__Exercise__. Each line below that holds the word "tarafından" counts toward the answer; reply with the total number only.

__Dataset entries__.
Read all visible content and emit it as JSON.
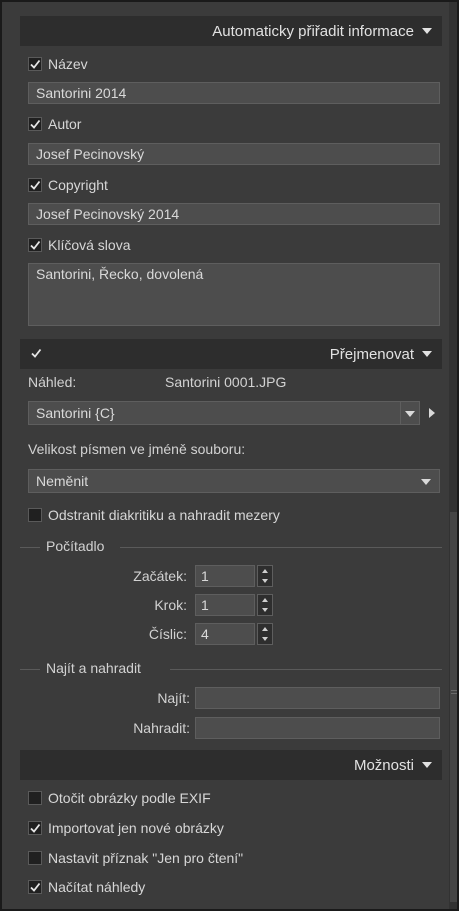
{
  "sections": {
    "auto_info": {
      "title": "Automaticky přiřadit informace",
      "name_label": "Název",
      "name_value": "Santorini 2014",
      "author_label": "Autor",
      "author_value": "Josef Pecinovský",
      "copyright_label": "Copyright",
      "copyright_value": "Josef Pecinovský 2014",
      "keywords_label": "Klíčová slova",
      "keywords_value": "Santorini, Řecko, dovolená"
    },
    "rename": {
      "title": "Přejmenovat",
      "preview_label": "Náhled:",
      "preview_value": "Santorini 0001.JPG",
      "template_value": "Santorini {C}",
      "case_label": "Velikost písmen ve jméně souboru:",
      "case_value": "Neměnit",
      "strip_label": "Odstranit diakritiku a nahradit mezery",
      "counter_title": "Počítadlo",
      "start_label": "Začátek:",
      "start_value": "1",
      "step_label": "Krok:",
      "step_value": "1",
      "digits_label": "Číslic:",
      "digits_value": "4",
      "findreplace_title": "Najít a nahradit",
      "find_label": "Najít:",
      "find_value": "",
      "replace_label": "Nahradit:",
      "replace_value": ""
    },
    "options": {
      "title": "Možnosti",
      "rotate_label": "Otočit obrázky podle EXIF",
      "import_new_label": "Importovat jen nové obrázky",
      "readonly_label": "Nastavit příznak \"Jen pro čtení\"",
      "load_previews_label": "Načítat náhledy"
    }
  },
  "checked": {
    "name": true,
    "author": true,
    "copyright": true,
    "keywords": true,
    "rename": true,
    "strip": false,
    "rotate": false,
    "import_new": true,
    "readonly": false,
    "load_previews": true
  },
  "colors": {
    "panel": "#3b3b3b",
    "header": "#2d2d2d",
    "field": "#4d4d4d",
    "text": "#d7d7d7"
  }
}
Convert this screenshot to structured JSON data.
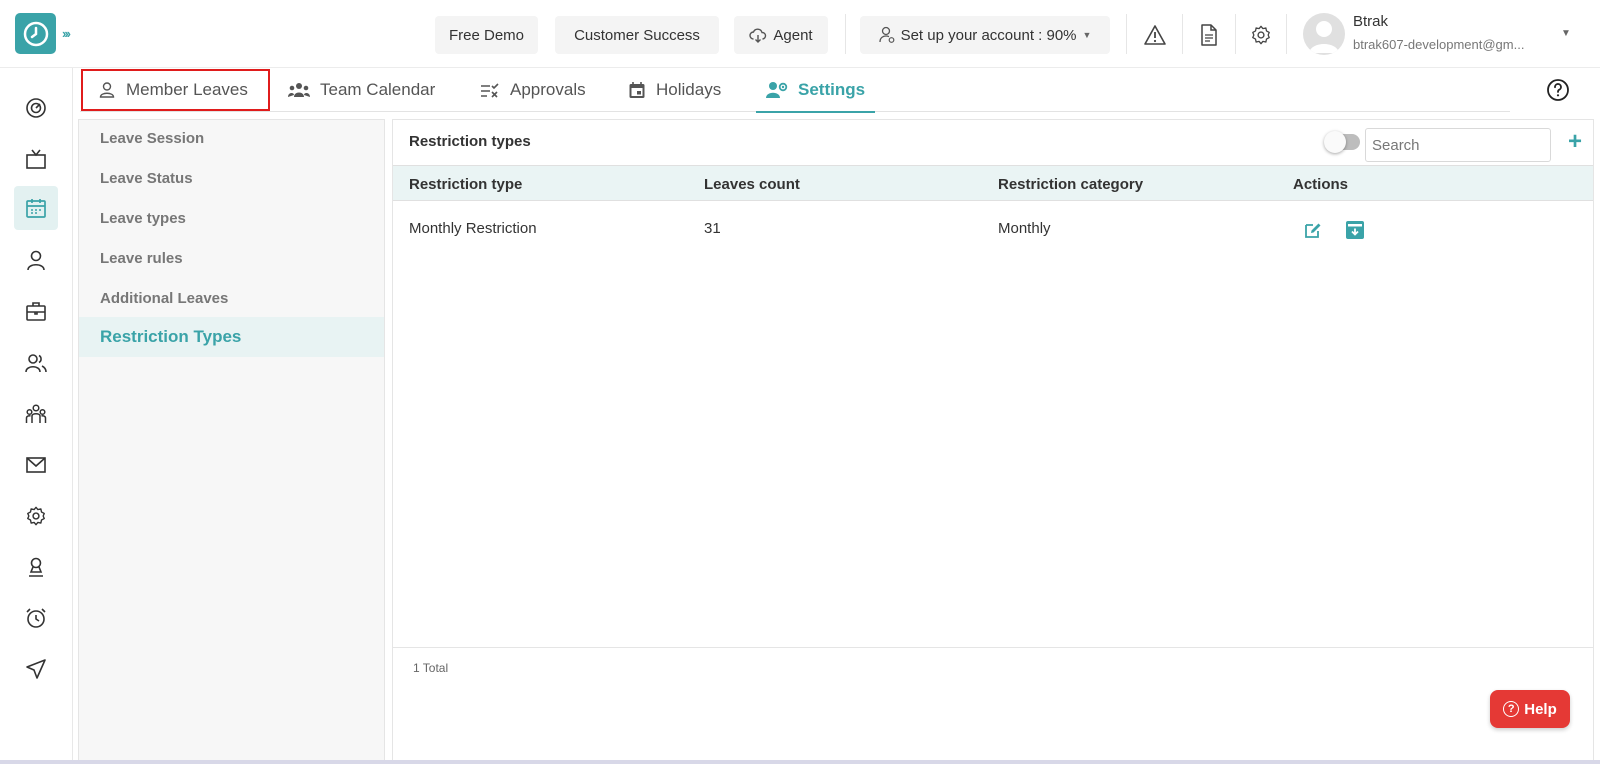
{
  "header": {
    "free_demo": "Free Demo",
    "customer_success": "Customer Success",
    "agent": "Agent",
    "setup": "Set up your account : 90%",
    "user_name": "Btrak",
    "user_email": "btrak607-development@gm..."
  },
  "tabs": [
    {
      "label": "Member Leaves",
      "icon": "person-icon"
    },
    {
      "label": "Team Calendar",
      "icon": "team-icon"
    },
    {
      "label": "Approvals",
      "icon": "approvals-icon"
    },
    {
      "label": "Holidays",
      "icon": "calendar-icon"
    },
    {
      "label": "Settings",
      "icon": "settings-people-icon",
      "active": true
    }
  ],
  "side_menu": [
    {
      "label": "Leave Session"
    },
    {
      "label": "Leave Status"
    },
    {
      "label": "Leave types"
    },
    {
      "label": "Leave rules"
    },
    {
      "label": "Additional Leaves"
    },
    {
      "label": "Restriction Types",
      "active": true
    }
  ],
  "panel": {
    "title": "Restriction types",
    "search_placeholder": "Search",
    "add_label": "+",
    "columns": [
      "Restriction type",
      "Leaves count",
      "Restriction category",
      "Actions"
    ],
    "rows": [
      {
        "type": "Monthly Restriction",
        "count": "31",
        "category": "Monthly"
      }
    ],
    "total": "1 Total"
  },
  "help_button": "Help",
  "colors": {
    "accent": "#3aa3a8",
    "highlight": "#e01c1c",
    "help": "#e53935"
  }
}
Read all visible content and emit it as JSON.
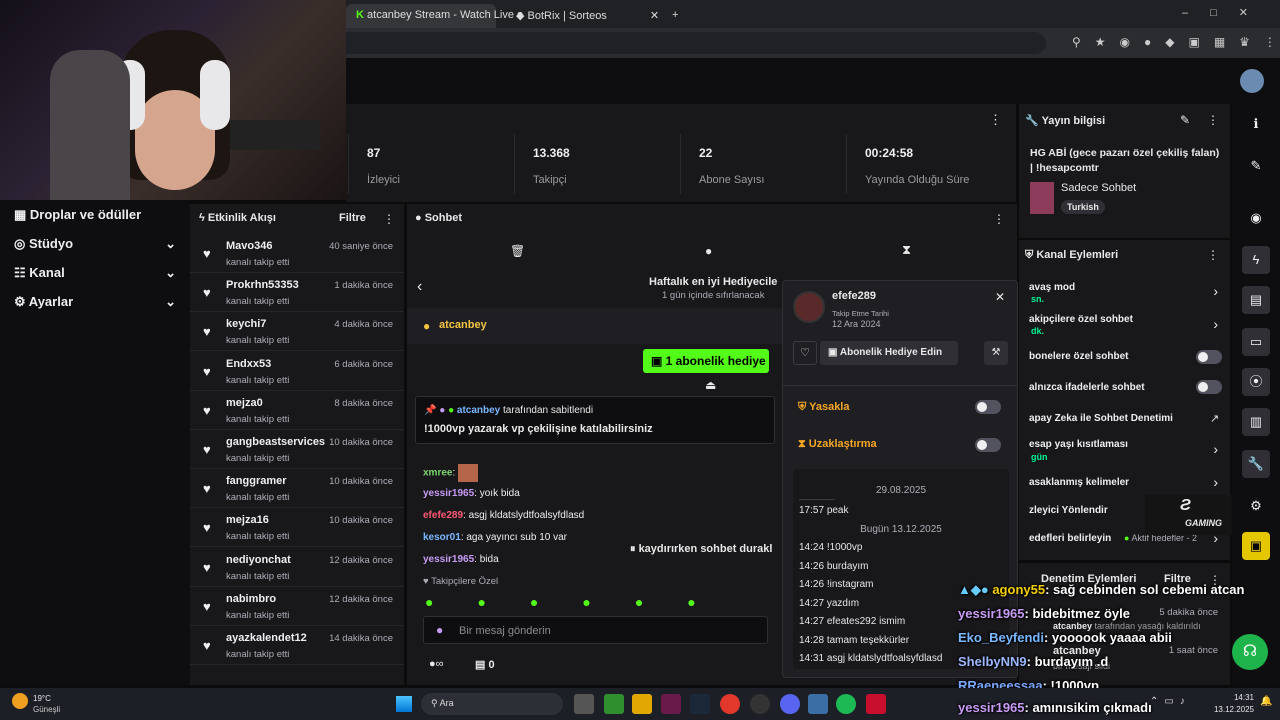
{
  "browser": {
    "tabs": [
      {
        "label": "atcanbey Stream - Watch Live o"
      },
      {
        "label": "BotRix | Sorteos"
      }
    ],
    "new_tab": "+"
  },
  "left_nav": {
    "items": [
      {
        "label": "Droplar ve ödüller"
      },
      {
        "label": "Stüdyo"
      },
      {
        "label": "Kanal"
      },
      {
        "label": "Ayarlar"
      }
    ]
  },
  "stats": [
    {
      "value": "87",
      "label": "İzleyici"
    },
    {
      "value": "13.368",
      "label": "Takipçi"
    },
    {
      "value": "22",
      "label": "Abone Sayısı"
    },
    {
      "value": "00:24:58",
      "label": "Yayında Olduğu Süre"
    }
  ],
  "activity": {
    "title": "Etkinlik Akışı",
    "filter": "Filtre",
    "items": [
      {
        "name": "Mavo346",
        "sub": "kanalı takip etti",
        "time": "40 saniye önce"
      },
      {
        "name": "Prokrhn53353",
        "sub": "kanalı takip etti",
        "time": "1 dakika önce"
      },
      {
        "name": "keychi7",
        "sub": "kanalı takip etti",
        "time": "4 dakika önce"
      },
      {
        "name": "Endxx53",
        "sub": "kanalı takip etti",
        "time": "6 dakika önce"
      },
      {
        "name": "mejza0",
        "sub": "kanalı takip etti",
        "time": "8 dakika önce"
      },
      {
        "name": "gangbeastservices",
        "sub": "kanalı takip etti",
        "time": "10 dakika önce"
      },
      {
        "name": "fanggramer",
        "sub": "kanalı takip etti",
        "time": "10 dakika önce"
      },
      {
        "name": "mejza16",
        "sub": "kanalı takip etti",
        "time": "10 dakika önce"
      },
      {
        "name": "nediyonchat",
        "sub": "kanalı takip etti",
        "time": "12 dakika önce"
      },
      {
        "name": "nabimbro",
        "sub": "kanalı takip etti",
        "time": "12 dakika önce"
      },
      {
        "name": "ayazkalendet12",
        "sub": "kanalı takip etti",
        "time": "14 dakika önce"
      }
    ]
  },
  "chat": {
    "title": "Sohbet",
    "gift_title": "Haftalık en iyi Hediyecile",
    "gift_sub": "1 gün içinde sıfırlanacak",
    "host": "atcanbey",
    "gift_button": "1 abonelik hediye e",
    "pinned_by": "atcanbey",
    "pinned_by_suffix": "tarafından sabitlendi",
    "pinned_text": "!1000vp yazarak vp çekilişine katılabilirsiniz",
    "messages": [
      {
        "user": "xmree",
        "text": "",
        "color": "#7bd46b"
      },
      {
        "user": "yessir1965",
        "text": "yoık bida",
        "color": "#c89bf5"
      },
      {
        "user": "efefe289",
        "text": "asgj kldatslydtfoalsyfdlasd",
        "color": "#ff5a75"
      },
      {
        "user": "kesor01",
        "text": "aga yayıncı sub 10 var",
        "color": "#79b8ff"
      },
      {
        "user": "yessir1965",
        "text": "bida",
        "color": "#c89bf5"
      }
    ],
    "paused": "kaydırırken sohbet durakl",
    "followers_only": "Takipçilere Özel",
    "input_placeholder": "Bir mesaj gönderin",
    "count": "0"
  },
  "popup": {
    "username": "efefe289",
    "follow_label": "Takip Etme Tarihi",
    "follow_date": "12 Ara 2024",
    "gift_sub_button": "Abonelik Hediye Edin",
    "ban": "Yasakla",
    "timeout": "Uzaklaştırma",
    "date1": "29.08.2025",
    "history1": [
      {
        "time": "17:57",
        "text": "peak"
      }
    ],
    "date2": "Bugün 13.12.2025",
    "history2": [
      {
        "time": "14:24",
        "text": "!1000vp"
      },
      {
        "time": "14:26",
        "text": "burdayım"
      },
      {
        "time": "14:26",
        "text": "!instagram"
      },
      {
        "time": "14:27",
        "text": "yazdım"
      },
      {
        "time": "14:27",
        "text": "efeates292 ismim"
      },
      {
        "time": "14:28",
        "text": "tamam teşekkürler"
      },
      {
        "time": "14:31",
        "text": "asgj kldatslydtfoalsyfdlasd"
      }
    ]
  },
  "stream_info": {
    "title": "Yayın bilgisi",
    "stream_title": "HG ABİ (gece pazarı özel çekiliş falan) | !hesapcomtr",
    "category": "Sadece Sohbet",
    "tag": "Turkish"
  },
  "channel_actions": {
    "title": "Kanal Eylemleri",
    "items": [
      {
        "label": "avaş mod",
        "sub": "sn."
      },
      {
        "label": "akipçilere özel sohbet",
        "sub": "dk."
      },
      {
        "label": "bonelere özel sohbet",
        "sub": ""
      },
      {
        "label": "alnızca ifadelerle sohbet",
        "sub": ""
      },
      {
        "label": "apay Zeka ile Sohbet Denetimi",
        "sub": ""
      },
      {
        "label": "esap yaşı kısıtlaması",
        "sub": "gün"
      },
      {
        "label": "asaklanmış kelimeler",
        "sub": ""
      },
      {
        "label": "zleyici Yönlendir",
        "sub": ""
      },
      {
        "label": "edefleri belirleyin",
        "sub": ""
      }
    ],
    "goals_badge": "Aktif hedefler - 2"
  },
  "moderation": {
    "title": "Denetim Eylemleri",
    "filter": "Filtre",
    "entries": [
      {
        "user": "atcanbey",
        "text": "tarafından yasağı kaldırıldı",
        "time": "5 dakika önce"
      },
      {
        "user": "atcanbey",
        "text": "bir mesajı sildi",
        "time": "1 saat önce"
      }
    ]
  },
  "overlay_chat": [
    {
      "user": "agony55",
      "text": ": sağ cebinden sol cebemi atcan",
      "color": "#f5d000"
    },
    {
      "user": "yessir1965",
      "text": ": bidebitmez öyle",
      "color": "#c89bf5"
    },
    {
      "user": "Eko_Beyfendi",
      "text": ": yoooook yaaaa abii",
      "color": "#79b8ff"
    },
    {
      "user": "ShelbyNN9",
      "text": ": burdayım .d",
      "color": "#9bb7ff"
    },
    {
      "user": "RRaeneessaa",
      "text": ": !1000vp",
      "color": "#7aa7ff"
    },
    {
      "user": "yessir1965",
      "text": ": amınısikim çıkmadı",
      "color": "#c89bf5"
    }
  ],
  "overlay_logo": "GAMING",
  "taskbar": {
    "weather_temp": "19°C",
    "weather_text": "Güneşli",
    "search": "Ara",
    "time": "14:31",
    "date": "13.12.2025"
  },
  "colors": {
    "accent": "#53fc18",
    "panel": "#18181b",
    "background": "#0e0e10"
  }
}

__Answer space__. 2